2) I forgot a fundamental rule: Never sign for a package with an alias that can be traced to you, which in my case was Kitty Sherbatsky. Those amateur sleuths deduced that I was the only one who had checked out Tolstoy from the school library in over a decade. I’m daring to hope that my English teacher Mrs. Reed wasn’t the one who pointed them in my direction, having introduced me to Anna Karenina. She’s the only person I have any amount of respect for in this school, my dad included.

Unfortunately, even though my previous infractions were not on such a large scale, when you have a reputation of defiance, you will be considered a suspect pretty quickly. That and I had access to the letterhead.


While Matt received detention and service hours (which he accepted indifferently, having enough hours to keep him busy until graduation anyway) I, having “masterminded” the operation was facing expulsion.  First, I was unauthorized to sign for the frogs, and did so with an alias. Second, I used the school letterhead and “forged the identity of Principal Crawley” and of course there was the giant amphibian in the room: 178 frogs were either missing or dead. I was in deep, murky water.

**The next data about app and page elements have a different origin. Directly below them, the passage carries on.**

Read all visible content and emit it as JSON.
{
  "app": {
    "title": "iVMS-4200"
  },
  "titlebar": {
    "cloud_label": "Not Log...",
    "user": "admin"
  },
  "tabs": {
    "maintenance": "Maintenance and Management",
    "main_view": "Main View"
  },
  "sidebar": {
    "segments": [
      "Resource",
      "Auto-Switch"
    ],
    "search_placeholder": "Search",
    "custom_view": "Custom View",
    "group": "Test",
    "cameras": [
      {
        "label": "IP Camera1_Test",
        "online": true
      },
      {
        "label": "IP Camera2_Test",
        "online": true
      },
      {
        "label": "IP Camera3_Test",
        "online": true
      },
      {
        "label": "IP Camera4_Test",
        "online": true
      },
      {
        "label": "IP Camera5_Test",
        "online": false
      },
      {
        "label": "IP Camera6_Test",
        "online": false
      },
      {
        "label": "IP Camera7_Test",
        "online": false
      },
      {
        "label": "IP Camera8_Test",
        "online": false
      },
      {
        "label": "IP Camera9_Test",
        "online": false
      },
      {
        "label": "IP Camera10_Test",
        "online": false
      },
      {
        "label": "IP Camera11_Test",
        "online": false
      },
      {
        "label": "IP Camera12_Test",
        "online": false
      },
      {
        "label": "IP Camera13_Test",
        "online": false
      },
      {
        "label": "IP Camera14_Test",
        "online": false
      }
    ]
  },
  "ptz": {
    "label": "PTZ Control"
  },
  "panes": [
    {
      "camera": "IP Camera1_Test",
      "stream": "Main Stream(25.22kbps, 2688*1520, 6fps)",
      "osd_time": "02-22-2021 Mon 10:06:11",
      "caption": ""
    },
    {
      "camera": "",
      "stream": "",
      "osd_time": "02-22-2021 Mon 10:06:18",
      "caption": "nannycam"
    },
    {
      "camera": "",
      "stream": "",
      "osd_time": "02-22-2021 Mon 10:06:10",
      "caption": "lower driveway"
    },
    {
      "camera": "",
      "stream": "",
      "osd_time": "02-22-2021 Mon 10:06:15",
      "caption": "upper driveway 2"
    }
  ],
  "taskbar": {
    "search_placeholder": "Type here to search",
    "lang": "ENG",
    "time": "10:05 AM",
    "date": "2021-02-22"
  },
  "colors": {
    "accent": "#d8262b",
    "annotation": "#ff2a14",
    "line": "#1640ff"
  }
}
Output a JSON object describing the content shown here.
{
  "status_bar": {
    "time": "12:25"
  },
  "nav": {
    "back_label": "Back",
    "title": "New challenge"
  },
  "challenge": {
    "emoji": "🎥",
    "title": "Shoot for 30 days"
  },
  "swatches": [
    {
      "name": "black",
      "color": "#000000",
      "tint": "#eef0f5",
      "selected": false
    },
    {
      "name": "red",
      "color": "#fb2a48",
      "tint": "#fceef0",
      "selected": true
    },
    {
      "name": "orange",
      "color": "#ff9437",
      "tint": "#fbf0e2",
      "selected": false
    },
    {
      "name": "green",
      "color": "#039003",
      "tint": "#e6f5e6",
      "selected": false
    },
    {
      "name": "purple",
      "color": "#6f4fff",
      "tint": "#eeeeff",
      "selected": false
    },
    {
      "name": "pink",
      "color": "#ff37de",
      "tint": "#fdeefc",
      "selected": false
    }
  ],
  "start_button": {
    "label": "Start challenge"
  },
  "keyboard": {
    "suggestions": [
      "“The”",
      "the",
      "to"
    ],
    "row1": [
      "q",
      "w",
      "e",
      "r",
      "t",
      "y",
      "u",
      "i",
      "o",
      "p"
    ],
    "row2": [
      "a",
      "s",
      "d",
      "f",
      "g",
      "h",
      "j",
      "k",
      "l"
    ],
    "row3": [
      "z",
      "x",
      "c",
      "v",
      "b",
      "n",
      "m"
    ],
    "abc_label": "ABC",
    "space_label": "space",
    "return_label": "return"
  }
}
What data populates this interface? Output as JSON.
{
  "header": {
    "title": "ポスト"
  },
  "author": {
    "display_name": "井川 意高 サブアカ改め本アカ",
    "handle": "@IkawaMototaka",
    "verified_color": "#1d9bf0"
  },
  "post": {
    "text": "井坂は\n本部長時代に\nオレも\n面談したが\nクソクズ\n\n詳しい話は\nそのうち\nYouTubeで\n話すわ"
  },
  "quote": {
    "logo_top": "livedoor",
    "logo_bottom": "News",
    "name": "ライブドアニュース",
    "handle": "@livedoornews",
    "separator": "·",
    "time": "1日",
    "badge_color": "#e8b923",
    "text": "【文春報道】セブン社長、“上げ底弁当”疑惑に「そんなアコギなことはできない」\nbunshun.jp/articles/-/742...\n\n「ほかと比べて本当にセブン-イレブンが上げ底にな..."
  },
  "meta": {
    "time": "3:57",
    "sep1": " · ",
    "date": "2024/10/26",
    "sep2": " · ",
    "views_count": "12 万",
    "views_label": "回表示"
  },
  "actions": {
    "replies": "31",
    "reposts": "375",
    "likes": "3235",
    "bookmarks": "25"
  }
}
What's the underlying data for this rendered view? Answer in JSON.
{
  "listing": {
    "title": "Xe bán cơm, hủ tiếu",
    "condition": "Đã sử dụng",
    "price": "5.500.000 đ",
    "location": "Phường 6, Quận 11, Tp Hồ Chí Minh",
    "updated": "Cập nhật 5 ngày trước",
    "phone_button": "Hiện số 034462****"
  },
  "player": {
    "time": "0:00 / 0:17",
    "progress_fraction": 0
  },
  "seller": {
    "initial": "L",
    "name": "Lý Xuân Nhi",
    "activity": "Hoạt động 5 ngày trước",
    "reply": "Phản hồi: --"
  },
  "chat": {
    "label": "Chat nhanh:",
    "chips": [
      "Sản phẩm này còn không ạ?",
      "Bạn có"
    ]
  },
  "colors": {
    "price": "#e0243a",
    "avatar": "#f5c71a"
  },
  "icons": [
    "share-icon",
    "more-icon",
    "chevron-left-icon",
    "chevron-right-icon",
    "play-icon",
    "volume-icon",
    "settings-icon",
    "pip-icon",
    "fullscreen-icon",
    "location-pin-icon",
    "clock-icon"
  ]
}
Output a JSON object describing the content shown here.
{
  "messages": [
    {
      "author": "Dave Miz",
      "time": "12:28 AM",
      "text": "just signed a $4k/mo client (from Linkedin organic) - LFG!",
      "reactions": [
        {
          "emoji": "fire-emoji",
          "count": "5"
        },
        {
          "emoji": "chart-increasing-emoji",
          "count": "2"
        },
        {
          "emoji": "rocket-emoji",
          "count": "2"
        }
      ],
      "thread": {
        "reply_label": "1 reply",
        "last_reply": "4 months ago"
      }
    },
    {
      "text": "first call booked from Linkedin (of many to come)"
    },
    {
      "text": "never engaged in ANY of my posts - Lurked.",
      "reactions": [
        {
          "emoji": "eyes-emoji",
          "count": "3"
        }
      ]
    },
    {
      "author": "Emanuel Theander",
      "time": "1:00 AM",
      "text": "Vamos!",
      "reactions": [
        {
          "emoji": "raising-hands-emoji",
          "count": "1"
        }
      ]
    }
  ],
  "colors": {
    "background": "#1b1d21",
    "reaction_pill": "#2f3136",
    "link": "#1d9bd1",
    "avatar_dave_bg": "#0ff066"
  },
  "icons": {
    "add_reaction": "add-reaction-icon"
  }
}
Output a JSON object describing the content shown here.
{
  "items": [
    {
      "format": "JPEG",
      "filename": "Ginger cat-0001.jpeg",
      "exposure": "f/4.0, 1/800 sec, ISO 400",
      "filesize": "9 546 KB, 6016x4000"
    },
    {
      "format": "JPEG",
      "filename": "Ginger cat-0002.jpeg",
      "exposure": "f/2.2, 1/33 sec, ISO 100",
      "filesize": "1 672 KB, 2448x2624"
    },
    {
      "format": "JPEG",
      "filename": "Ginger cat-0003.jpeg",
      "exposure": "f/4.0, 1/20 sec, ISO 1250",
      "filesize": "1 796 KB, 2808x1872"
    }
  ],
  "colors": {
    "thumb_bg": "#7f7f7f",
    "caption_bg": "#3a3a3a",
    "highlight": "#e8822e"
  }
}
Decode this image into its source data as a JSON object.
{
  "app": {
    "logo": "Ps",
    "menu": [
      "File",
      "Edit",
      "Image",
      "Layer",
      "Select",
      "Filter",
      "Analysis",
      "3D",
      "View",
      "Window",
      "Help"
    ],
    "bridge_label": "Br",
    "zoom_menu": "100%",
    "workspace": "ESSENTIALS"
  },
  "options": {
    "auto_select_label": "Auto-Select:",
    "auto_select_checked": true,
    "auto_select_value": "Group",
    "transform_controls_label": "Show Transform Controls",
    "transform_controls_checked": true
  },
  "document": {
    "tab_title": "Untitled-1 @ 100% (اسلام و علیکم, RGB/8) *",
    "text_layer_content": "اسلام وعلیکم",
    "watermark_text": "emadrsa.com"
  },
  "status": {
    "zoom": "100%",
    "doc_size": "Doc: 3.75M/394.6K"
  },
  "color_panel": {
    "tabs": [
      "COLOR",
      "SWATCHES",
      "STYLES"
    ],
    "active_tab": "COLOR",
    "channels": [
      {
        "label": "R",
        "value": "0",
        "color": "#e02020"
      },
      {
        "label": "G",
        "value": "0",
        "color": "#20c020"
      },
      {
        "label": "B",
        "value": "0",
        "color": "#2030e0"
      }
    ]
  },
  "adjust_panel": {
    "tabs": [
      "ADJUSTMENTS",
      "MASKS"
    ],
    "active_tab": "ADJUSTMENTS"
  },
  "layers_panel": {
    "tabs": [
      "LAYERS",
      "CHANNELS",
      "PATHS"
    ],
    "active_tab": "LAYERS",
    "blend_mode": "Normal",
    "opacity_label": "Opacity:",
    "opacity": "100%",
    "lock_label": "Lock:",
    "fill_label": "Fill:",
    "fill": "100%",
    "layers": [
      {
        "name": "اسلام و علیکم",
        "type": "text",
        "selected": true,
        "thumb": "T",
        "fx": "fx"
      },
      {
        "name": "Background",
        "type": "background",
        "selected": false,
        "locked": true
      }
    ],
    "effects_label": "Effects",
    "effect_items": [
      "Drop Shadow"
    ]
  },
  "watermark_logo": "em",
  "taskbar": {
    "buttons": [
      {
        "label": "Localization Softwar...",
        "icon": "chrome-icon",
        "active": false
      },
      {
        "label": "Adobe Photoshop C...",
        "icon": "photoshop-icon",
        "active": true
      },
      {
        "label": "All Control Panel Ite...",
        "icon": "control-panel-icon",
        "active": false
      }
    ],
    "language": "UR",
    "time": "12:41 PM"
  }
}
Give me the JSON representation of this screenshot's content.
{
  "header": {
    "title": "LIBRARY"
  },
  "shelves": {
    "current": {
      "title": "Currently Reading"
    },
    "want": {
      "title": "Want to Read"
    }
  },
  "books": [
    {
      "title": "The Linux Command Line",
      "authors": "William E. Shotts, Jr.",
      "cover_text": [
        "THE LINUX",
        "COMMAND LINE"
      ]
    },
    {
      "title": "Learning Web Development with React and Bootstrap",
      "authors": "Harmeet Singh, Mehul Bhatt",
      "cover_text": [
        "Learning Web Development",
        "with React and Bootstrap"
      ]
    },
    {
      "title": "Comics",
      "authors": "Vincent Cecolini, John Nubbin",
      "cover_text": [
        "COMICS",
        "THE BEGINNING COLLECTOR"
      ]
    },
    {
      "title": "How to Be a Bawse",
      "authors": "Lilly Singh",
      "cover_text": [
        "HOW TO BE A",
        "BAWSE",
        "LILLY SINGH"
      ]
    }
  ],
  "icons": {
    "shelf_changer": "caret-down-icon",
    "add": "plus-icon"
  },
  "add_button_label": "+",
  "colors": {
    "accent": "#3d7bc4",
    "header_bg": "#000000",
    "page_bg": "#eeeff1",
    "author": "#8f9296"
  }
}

4 comments:

Lindsey said...

AWESOME BEGINNING!!! I love it! I love that Mrs. Reed is her respected English teacher ;) I hope you get it published, i'd love to read the rest!

Melissa said...

Lindsey, Mrs. Reed was TOTALLY our Mrs. Reed in my mind :)

Sheena said...

I love it Melissa! ....and I want to read more! I admire you for many reasons but I am totally impressed by how you always push yourself and go for things full on(I was going to say chase your dreams but that sounds pretty cheesy). Anyway you are awesome, this book is great so far, and I'm glad to call you my friend!!

Brandee Evarts said...

I LOVE LOVE LOVE it!! Now I must have a copy!! Right this minute!! You must drive it over to my house ASAP!!
Seriously, very nicely written beginning. I love her sassy attitude. Can't wait to read more!